If you are planning on moving to Portugal and you are leaving from the UK, then it is most sensible to ensure you leave the UK properly.
This means you should take note of the Statutory Residence test rules.
What’s new in Statutory Residence Test?
On 19 March 2020 HMRC issued new guidance about how the SRT would operate as a result of the coronavirus (COVID-19) pandemic which is likely to impact taxpayers’ ability to move freely to and from the UK and require them to unexpectedly have to remain in the UK.
For the purposes of day counting for SRT. If you:
- are quarantined or advised by a health professional to self-isolate in the UK as a result of the virus
- find yourself advised by official Government advice not to travel from the UK as a result of the virus
- are unable to leave the UK due to the closure of international borders
- are asked by your employer to return to the UK temporarily as a result of the virus
HMRC consider that the circumstances are ‘exceptional’ and you can disregard up to 60 days of those spent in the UK as a result of those circumstances.In August 2020, HMRC confirmed that they will not be extending the 60 day limit for exceptional circumstances, nor will they be relaxing the significant break rule.
HMRC have confirmed that they will not tax the employment income of days worked in the UK due to coronavirus restrictions. Conditions require:
- The income to be taxed in the home country, and
- For the individual to have left the UK as soon as they possibly could.

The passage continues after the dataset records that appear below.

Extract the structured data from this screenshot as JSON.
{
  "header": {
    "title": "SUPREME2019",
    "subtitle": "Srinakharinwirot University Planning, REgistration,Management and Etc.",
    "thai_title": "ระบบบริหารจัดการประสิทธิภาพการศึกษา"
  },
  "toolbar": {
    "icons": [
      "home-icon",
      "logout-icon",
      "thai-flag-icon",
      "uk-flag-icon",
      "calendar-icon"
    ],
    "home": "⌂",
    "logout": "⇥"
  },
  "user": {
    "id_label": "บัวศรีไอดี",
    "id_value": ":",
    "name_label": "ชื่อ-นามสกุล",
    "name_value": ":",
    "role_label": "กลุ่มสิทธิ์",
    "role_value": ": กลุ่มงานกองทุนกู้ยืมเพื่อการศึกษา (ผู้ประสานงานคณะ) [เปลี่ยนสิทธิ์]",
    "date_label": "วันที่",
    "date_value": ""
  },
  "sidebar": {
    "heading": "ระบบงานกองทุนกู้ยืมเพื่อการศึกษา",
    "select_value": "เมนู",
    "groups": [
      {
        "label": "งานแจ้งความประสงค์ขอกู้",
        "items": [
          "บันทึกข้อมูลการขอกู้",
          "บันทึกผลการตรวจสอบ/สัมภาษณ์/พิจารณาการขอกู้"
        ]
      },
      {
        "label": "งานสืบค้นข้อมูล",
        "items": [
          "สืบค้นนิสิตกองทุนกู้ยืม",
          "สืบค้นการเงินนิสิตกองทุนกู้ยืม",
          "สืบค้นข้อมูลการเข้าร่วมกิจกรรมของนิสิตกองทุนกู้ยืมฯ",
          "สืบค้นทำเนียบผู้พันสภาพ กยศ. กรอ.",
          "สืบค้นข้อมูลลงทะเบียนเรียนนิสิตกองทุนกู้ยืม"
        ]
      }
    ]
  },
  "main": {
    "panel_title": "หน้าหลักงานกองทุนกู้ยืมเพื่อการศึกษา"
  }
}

In addition, the Finance Act 2020 has enacted changes to the day count for those non-resident individuals in the UK between 1 March 2020 and 1 June 2020 working on COVID-19 related activities. These activities will not count towards the residence test.
At a glance

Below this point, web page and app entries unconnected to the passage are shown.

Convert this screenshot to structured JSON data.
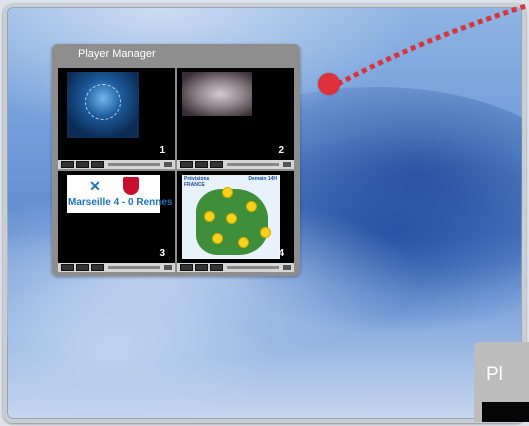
{
  "player_manager": {
    "title": "Player Manager",
    "players": [
      {
        "number": "1",
        "content": "book-cover-video"
      },
      {
        "number": "2",
        "content": "closeup-video"
      },
      {
        "number": "3",
        "content": "football-score",
        "score_text": "Marseille 4 - 0 Rennes"
      },
      {
        "number": "4",
        "content": "weather-map",
        "title_line1": "Prévisions",
        "title_line2": "FRANCE",
        "date_label": "Demain 14H"
      }
    ]
  },
  "side_tab": {
    "label_visible": "Pl"
  },
  "colors": {
    "panel": "#8e8e8e",
    "accent_dot": "#e0303a",
    "desktop": "#6f9ad8"
  },
  "icons": [
    "play-button-icon",
    "stop-button-icon",
    "volume-slider-icon"
  ]
}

A Statutory Residence Test applies from April 2013. It was introduced by the Finance Act 2013. It replaces the previous regime and so much of past case law on residence may be safely ignored.
(references in this note “para” relate to paragraphs in schedule 45 FA 2013)
There are now three tests which determine whether an individual is to be treated as UK resident or non-resident in a tax year:
- The automatic overseas test: pass this and you are conclusively non-resident
- The automatic residence test: pass this and you are conclusively resident
- The sufficient ties test: the tie breaker.
An individual may also become resident or non-resident mid-way through a tax year under split year treatment, which applies when they come or go to work full time, (Split Year Treatment is covered separately).
There are also anti-avoidance rules which when applied treat an individual as being non-resident on a temporary purpose. These apply to the disposal of assets, income from close companies and payments from offshore pension funds.
WARNING NOTE: the SRT is not always conclusive in determining your residence for tax purposes.
- It is possible that you may also be tax resident in another country under the terms of its own tax rules.
- If so, you need to also consider the other country’s residence tests: these may be different to the UK’s tests.
- If you are resident in another country, you will need to review the appropriate double tax treaty with the UK and if necessary, apply the treaty’s own tie breakers.
Anti-avoidance SRT Issues
Part 4 of the Statutory Residence Test (SRT) sets out anti-avoidance provisions which are designed to ensure that an individual cannot avoid UK income tax on income arising in the UK by going abroad and deferring receipt of income until non-resident. These rules apply from 6 April 2013.
Section 10A TCGA 1992 contains provisions for capital gains tax purposes (CGT)
Where the anti-avoidance provisions apply the individual may be treated as being only temporarily non-resident and the effect is that income and gains assessed on a temporary non-UK resident are subject to UK taxes.